Component data from apps and pages
= = =

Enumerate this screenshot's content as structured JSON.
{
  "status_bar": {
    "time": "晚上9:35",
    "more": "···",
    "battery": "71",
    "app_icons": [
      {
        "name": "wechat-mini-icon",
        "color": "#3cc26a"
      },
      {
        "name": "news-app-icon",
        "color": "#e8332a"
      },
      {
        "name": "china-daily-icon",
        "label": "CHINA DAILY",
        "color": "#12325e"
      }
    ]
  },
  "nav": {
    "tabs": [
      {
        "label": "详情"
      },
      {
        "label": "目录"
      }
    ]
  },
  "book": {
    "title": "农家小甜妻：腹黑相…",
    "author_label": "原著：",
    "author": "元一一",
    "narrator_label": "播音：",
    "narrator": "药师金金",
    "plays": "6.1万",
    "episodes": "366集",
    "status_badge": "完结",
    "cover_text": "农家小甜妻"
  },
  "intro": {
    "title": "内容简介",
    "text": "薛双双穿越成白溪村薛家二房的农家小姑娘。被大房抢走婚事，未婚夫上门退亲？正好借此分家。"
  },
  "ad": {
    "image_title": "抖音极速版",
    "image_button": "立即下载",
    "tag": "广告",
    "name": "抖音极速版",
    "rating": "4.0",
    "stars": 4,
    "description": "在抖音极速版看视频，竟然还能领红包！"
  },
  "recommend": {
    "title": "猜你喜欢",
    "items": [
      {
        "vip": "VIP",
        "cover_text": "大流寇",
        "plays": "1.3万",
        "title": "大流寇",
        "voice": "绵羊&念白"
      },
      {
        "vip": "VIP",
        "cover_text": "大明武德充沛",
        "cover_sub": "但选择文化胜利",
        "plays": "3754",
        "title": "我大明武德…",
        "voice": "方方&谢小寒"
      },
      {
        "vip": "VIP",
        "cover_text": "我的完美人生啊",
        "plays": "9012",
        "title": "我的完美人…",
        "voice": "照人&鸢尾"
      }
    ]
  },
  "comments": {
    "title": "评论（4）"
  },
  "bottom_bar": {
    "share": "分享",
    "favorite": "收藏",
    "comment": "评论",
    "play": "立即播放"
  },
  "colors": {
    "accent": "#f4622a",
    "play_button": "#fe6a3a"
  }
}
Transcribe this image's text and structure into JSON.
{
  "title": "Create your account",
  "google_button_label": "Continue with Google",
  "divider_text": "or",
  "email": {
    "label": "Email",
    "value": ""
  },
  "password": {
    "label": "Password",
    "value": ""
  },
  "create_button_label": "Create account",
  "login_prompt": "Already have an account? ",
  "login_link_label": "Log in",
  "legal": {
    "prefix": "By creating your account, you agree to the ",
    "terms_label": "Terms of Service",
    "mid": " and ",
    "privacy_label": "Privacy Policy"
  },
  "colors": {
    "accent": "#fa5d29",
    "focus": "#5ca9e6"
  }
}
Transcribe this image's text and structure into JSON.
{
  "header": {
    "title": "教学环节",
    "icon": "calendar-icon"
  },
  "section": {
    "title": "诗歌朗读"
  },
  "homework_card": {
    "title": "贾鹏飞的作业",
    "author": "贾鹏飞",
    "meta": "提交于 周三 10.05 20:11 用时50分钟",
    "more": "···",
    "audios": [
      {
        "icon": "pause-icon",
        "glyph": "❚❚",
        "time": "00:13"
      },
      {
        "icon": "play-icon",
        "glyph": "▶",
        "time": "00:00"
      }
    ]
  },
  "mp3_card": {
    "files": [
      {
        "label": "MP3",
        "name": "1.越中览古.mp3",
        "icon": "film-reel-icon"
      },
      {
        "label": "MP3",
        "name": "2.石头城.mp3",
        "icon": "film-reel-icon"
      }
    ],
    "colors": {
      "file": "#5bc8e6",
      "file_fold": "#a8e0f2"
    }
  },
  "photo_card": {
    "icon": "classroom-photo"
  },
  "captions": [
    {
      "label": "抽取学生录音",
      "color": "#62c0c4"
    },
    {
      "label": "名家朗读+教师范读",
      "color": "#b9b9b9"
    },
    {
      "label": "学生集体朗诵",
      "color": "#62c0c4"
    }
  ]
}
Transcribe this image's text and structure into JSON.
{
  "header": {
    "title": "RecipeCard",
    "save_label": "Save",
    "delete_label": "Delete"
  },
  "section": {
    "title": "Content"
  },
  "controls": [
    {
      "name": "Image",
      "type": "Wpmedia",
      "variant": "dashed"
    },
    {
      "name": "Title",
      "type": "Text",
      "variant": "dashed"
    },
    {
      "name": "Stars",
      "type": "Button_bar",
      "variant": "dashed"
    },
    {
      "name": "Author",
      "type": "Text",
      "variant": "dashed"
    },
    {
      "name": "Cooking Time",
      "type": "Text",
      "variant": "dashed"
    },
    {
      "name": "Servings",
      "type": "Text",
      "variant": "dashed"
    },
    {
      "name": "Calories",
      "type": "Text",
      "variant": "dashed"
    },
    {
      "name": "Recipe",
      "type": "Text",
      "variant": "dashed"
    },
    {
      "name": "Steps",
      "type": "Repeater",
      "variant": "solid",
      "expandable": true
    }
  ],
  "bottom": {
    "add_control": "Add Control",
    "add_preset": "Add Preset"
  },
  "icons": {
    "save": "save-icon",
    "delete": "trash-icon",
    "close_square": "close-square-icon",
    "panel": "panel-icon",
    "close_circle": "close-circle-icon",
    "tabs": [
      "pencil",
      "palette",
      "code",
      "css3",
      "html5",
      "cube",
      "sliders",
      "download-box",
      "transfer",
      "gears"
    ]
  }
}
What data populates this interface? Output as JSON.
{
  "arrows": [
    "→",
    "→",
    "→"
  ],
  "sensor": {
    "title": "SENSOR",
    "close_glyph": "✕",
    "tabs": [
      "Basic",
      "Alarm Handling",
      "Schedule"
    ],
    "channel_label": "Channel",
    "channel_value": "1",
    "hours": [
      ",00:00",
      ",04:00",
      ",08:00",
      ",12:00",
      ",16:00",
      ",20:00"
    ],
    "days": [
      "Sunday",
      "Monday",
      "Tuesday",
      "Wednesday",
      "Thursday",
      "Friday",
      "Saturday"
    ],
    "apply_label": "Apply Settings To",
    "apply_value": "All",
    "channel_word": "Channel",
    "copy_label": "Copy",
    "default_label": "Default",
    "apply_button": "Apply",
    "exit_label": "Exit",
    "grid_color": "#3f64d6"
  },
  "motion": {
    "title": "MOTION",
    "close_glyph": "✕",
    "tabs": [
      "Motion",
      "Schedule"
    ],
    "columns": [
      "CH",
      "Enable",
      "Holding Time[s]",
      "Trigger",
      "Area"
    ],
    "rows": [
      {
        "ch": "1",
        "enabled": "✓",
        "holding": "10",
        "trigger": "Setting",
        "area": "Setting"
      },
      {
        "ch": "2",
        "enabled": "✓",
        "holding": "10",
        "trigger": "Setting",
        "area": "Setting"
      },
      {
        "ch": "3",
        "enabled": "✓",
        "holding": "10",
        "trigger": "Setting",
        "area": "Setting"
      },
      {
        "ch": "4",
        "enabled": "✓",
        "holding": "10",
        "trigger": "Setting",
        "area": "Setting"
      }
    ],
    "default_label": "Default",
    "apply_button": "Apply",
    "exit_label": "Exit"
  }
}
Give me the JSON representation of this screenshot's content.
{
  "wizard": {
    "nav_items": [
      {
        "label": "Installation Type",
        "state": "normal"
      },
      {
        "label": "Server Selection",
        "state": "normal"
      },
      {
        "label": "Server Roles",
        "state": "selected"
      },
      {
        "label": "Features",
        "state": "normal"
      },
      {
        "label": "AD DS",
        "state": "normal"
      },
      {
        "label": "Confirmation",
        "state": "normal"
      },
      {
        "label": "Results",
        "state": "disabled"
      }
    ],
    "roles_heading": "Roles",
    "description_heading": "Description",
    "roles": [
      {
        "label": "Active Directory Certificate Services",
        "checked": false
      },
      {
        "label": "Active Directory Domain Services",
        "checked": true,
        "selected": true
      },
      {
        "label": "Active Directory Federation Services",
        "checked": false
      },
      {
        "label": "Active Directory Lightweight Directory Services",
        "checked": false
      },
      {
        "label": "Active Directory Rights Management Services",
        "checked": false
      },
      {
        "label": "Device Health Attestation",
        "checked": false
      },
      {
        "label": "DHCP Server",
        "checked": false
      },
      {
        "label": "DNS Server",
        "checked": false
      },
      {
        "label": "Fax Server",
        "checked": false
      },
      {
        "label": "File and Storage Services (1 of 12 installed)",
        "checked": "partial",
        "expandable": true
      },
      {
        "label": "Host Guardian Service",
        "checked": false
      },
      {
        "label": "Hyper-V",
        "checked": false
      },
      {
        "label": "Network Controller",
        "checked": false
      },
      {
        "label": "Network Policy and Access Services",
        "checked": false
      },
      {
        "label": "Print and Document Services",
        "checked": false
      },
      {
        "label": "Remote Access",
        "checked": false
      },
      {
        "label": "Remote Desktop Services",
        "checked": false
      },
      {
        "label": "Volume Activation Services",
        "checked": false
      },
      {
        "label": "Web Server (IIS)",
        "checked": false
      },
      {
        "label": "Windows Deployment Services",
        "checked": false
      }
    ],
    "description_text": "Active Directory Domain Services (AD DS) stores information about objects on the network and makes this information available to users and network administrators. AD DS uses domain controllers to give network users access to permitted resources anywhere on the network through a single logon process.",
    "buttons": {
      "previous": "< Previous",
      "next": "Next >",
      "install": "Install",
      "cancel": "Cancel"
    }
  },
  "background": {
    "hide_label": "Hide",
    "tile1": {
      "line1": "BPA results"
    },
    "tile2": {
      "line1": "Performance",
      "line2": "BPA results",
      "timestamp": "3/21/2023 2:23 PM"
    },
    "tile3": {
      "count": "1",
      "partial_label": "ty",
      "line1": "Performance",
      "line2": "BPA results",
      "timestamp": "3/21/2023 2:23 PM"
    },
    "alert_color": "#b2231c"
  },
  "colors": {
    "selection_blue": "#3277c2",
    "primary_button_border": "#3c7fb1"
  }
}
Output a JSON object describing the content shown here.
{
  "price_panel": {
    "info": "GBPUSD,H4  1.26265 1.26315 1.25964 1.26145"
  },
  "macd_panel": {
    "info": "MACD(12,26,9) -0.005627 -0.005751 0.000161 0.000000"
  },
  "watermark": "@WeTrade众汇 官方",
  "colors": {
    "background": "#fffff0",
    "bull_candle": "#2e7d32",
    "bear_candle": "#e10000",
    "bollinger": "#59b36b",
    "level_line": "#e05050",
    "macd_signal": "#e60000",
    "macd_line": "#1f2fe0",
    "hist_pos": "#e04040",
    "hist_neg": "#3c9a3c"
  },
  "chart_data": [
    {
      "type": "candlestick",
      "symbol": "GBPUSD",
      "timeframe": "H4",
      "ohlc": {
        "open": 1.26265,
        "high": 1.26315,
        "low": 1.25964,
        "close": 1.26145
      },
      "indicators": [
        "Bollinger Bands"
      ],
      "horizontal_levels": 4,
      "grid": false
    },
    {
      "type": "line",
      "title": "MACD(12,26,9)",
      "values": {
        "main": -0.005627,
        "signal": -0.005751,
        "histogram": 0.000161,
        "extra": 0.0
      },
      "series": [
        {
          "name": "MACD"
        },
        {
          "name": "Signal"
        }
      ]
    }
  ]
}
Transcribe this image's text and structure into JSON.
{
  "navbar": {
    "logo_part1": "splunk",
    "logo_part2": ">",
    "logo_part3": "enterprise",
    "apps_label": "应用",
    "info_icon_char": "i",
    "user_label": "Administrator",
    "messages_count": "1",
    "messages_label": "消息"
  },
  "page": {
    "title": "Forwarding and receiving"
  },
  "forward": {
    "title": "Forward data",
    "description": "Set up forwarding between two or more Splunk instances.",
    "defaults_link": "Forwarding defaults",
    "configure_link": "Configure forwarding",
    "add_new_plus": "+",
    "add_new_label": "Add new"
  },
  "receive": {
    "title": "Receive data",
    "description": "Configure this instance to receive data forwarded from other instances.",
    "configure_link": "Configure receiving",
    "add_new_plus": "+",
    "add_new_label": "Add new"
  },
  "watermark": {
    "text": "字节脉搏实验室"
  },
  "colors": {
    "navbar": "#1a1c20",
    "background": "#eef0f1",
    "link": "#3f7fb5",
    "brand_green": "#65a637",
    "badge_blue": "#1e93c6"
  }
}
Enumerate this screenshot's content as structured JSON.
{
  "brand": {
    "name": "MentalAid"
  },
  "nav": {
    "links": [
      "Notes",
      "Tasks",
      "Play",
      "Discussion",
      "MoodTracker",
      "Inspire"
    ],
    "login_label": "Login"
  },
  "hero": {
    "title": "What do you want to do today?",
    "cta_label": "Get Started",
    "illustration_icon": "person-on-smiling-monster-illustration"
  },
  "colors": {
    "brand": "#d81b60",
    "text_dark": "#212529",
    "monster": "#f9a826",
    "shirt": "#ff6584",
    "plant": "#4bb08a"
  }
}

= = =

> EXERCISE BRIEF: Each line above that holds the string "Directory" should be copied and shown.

> RESPONSE TO THE EXERCISE:
        "label": "Active Directory Certificate Services",
        "label": "Active Directory Domain Services",
        "label": "Active Directory Federation Services",
        "label": "Active Directory Lightweight Directory Services",
        "label": "Active Directory Rights Management Services",
    "description_text": "Active Directory Domain Services (AD DS) stores information about objects on the network and makes this information available to users and network administrators. AD DS uses domain controllers to give network users access to permitted resources anywhere on the network through a single logon process.",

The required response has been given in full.